TASK PROMPT: Find the lines of the records in which the word "true" appears and report how many there are, as a number alone.

[Stored items from a collection]
[Start of Attachment]
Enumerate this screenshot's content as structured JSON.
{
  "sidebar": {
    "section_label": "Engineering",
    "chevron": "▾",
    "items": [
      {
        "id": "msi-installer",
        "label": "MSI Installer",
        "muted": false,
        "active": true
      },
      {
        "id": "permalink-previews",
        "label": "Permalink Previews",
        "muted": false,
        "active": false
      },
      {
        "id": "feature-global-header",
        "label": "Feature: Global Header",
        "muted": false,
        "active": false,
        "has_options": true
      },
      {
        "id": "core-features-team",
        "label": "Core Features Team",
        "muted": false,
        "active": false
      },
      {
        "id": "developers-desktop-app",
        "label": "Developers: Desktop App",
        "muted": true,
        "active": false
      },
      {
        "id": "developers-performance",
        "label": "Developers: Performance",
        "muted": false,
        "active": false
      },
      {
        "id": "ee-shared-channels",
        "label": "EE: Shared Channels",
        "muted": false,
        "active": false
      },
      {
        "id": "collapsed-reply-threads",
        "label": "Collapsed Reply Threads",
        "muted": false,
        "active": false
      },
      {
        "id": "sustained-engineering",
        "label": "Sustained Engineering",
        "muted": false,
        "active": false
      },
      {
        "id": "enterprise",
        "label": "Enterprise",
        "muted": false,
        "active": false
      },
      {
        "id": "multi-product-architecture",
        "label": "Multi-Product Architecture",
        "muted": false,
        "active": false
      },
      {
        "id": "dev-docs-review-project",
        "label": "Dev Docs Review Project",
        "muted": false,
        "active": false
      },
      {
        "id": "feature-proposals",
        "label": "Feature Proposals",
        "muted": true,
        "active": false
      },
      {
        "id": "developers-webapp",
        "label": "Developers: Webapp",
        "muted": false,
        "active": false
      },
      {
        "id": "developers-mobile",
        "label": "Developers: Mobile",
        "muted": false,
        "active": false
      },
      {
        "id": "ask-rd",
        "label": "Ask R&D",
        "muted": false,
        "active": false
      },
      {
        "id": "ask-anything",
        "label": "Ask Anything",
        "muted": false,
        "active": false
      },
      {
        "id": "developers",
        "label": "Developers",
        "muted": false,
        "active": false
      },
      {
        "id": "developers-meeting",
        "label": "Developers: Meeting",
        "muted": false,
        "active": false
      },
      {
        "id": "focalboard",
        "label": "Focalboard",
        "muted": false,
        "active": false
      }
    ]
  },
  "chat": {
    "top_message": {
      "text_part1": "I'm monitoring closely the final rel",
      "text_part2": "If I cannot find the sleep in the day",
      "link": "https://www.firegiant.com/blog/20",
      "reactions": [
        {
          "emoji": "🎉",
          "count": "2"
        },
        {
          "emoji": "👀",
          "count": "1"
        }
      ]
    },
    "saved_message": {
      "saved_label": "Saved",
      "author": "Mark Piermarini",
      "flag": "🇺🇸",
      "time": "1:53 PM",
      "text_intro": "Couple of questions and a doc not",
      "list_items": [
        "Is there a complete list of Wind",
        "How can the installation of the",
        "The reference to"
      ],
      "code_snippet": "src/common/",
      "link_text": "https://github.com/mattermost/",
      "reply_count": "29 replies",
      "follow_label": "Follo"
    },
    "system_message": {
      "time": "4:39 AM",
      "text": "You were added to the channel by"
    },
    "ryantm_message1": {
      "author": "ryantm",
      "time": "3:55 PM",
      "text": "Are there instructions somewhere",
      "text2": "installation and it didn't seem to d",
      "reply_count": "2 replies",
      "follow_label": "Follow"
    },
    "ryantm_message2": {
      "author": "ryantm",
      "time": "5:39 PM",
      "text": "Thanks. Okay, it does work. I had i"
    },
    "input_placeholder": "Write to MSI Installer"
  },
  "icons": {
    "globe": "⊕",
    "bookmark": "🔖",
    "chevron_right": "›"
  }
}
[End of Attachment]
TASK RESULT: 4